▶ REQUIREMENT: Check each line of the data for "this" and select those that have it.

▶ ENTRIES PROVIDED:

+--

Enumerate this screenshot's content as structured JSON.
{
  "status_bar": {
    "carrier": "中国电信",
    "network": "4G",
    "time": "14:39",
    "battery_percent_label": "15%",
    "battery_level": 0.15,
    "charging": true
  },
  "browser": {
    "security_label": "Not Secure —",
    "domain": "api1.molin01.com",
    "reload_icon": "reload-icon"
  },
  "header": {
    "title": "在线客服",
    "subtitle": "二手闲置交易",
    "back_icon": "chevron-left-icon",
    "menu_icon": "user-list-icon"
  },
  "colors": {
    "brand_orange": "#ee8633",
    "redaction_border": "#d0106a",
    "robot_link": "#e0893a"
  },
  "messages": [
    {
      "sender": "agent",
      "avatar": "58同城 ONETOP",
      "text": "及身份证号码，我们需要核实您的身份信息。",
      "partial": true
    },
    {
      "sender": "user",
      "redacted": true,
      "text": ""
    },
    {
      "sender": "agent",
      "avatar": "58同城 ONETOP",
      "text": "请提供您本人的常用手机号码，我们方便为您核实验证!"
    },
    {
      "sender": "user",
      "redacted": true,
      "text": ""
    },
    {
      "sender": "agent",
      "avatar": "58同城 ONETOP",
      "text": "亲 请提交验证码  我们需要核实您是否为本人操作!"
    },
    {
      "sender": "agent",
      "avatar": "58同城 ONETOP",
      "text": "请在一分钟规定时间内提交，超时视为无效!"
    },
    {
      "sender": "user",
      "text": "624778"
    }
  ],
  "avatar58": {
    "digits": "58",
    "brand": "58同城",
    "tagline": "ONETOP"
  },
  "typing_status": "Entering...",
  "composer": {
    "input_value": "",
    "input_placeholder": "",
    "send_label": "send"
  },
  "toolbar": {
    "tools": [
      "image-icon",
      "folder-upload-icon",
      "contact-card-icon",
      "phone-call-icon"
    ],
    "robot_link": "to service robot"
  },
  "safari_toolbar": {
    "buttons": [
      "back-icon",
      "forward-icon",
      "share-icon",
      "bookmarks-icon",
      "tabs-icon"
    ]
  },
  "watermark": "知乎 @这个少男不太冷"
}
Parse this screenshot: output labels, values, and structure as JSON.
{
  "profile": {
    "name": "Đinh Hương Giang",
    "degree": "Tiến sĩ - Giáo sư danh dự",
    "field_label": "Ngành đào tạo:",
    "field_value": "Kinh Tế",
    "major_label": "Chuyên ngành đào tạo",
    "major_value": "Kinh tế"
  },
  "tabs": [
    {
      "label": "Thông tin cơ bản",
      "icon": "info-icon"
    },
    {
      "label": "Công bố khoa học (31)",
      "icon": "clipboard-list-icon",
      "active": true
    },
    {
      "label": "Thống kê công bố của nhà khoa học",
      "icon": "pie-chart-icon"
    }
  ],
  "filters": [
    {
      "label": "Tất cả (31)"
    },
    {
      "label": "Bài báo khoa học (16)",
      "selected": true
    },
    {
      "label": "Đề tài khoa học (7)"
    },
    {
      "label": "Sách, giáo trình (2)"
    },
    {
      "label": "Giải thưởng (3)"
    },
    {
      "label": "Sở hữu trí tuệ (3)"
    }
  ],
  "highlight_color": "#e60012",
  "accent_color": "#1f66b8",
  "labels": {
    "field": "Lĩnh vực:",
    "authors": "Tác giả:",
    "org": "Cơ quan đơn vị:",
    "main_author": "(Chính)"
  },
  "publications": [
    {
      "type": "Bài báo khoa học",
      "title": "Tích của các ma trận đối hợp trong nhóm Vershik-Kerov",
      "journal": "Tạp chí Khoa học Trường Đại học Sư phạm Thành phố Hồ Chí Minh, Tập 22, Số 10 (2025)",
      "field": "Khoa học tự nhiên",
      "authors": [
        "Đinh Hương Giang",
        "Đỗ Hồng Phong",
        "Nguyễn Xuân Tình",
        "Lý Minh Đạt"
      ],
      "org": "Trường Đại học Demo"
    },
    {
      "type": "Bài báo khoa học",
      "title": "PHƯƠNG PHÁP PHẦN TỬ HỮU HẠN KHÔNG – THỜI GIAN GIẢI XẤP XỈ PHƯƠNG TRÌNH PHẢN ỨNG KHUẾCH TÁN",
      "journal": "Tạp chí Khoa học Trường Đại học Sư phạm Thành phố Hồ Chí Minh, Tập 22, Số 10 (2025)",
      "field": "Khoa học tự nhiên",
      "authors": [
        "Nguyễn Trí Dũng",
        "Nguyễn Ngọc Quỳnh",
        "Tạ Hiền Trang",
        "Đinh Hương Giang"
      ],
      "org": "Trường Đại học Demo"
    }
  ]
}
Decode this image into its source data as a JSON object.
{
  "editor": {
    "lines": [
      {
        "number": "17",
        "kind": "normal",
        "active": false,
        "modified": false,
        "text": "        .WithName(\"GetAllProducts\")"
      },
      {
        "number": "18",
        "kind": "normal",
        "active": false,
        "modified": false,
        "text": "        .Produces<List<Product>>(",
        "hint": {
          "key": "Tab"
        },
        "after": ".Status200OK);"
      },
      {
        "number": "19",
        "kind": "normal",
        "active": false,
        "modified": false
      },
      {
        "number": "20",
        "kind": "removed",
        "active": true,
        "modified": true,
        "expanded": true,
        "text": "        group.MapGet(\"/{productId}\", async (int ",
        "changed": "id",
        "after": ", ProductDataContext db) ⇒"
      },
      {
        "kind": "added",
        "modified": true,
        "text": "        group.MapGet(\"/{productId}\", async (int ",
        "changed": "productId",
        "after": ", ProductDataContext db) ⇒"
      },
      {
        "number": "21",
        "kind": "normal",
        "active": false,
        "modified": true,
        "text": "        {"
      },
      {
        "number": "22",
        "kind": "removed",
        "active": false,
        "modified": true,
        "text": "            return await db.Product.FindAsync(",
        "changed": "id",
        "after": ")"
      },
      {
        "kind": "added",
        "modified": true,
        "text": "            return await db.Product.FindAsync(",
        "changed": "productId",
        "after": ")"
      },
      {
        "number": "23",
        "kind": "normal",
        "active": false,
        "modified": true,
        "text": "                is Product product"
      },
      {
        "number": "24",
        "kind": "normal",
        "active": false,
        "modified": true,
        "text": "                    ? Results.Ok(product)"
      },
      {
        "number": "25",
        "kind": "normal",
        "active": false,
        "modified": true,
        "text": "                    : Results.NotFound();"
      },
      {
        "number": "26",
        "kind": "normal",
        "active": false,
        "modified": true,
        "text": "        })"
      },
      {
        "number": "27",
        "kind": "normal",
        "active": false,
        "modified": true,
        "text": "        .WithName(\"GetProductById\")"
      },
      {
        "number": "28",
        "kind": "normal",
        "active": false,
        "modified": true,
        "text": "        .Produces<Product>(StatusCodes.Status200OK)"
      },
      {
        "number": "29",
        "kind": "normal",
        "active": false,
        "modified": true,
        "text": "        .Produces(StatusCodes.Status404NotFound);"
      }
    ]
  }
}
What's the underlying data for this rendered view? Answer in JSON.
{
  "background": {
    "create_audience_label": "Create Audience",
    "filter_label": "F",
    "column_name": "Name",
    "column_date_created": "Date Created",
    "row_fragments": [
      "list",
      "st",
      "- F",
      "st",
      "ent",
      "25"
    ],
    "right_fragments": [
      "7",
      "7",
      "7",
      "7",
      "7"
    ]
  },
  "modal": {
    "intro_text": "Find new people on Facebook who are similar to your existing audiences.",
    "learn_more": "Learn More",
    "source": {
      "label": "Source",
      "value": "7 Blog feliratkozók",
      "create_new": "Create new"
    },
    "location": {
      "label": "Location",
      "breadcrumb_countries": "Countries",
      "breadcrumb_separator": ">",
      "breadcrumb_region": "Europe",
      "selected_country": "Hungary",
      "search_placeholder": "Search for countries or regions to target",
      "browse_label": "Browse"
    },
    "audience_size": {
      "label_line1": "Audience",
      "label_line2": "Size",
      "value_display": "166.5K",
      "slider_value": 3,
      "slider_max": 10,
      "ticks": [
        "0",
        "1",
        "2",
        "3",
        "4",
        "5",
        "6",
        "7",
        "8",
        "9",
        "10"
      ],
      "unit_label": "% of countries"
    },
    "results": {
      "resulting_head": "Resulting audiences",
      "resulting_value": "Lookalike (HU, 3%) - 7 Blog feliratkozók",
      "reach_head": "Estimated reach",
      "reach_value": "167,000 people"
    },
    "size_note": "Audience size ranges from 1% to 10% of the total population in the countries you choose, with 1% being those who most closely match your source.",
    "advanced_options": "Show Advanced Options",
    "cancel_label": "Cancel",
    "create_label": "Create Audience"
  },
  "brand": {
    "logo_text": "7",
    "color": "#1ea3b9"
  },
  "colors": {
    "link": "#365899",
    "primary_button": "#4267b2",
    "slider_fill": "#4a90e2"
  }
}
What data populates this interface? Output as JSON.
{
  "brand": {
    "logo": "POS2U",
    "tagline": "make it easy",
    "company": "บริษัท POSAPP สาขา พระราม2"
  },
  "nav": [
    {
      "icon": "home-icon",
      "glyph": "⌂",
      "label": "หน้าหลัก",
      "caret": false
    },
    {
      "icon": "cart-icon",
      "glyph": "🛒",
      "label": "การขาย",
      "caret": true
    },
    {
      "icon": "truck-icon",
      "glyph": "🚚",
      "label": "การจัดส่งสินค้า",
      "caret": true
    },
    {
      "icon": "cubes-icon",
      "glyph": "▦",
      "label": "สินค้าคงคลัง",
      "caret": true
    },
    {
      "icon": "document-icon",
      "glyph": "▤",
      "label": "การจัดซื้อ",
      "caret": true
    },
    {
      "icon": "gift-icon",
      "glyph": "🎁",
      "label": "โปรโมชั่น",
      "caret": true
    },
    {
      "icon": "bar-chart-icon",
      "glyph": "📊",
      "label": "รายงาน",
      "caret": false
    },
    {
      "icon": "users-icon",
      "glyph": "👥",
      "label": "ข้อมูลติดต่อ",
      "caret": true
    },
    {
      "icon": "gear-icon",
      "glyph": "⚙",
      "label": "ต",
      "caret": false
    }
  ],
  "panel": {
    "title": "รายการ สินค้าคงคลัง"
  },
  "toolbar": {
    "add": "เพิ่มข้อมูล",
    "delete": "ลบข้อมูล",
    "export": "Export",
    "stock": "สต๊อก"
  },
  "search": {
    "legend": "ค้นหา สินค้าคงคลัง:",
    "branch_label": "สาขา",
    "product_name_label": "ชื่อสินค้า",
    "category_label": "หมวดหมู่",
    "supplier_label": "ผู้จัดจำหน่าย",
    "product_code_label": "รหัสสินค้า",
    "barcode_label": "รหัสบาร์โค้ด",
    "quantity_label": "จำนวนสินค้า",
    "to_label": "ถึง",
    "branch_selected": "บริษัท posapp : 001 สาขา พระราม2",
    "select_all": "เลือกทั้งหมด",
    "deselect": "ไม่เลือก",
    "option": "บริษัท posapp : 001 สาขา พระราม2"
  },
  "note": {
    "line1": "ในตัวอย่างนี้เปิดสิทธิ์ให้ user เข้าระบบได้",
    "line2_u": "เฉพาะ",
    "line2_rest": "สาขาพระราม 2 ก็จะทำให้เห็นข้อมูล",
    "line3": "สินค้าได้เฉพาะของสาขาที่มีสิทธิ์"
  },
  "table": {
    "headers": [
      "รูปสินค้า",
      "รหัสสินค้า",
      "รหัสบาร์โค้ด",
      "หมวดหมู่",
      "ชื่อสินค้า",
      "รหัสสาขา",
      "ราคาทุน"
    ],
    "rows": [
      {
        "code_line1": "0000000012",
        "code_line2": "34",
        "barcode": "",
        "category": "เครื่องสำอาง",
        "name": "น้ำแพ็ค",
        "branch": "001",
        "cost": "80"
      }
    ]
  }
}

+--

▶ RESPONSE AREA:
Enumerate this screenshot's content as structured JSON.
Parse this screenshot: output labels, values, and structure as JSON.
Decode this image into its source data as a JSON object.
What's the underlying data for this rendered view? Answer in JSON.
What data populates this interface? Output as JSON.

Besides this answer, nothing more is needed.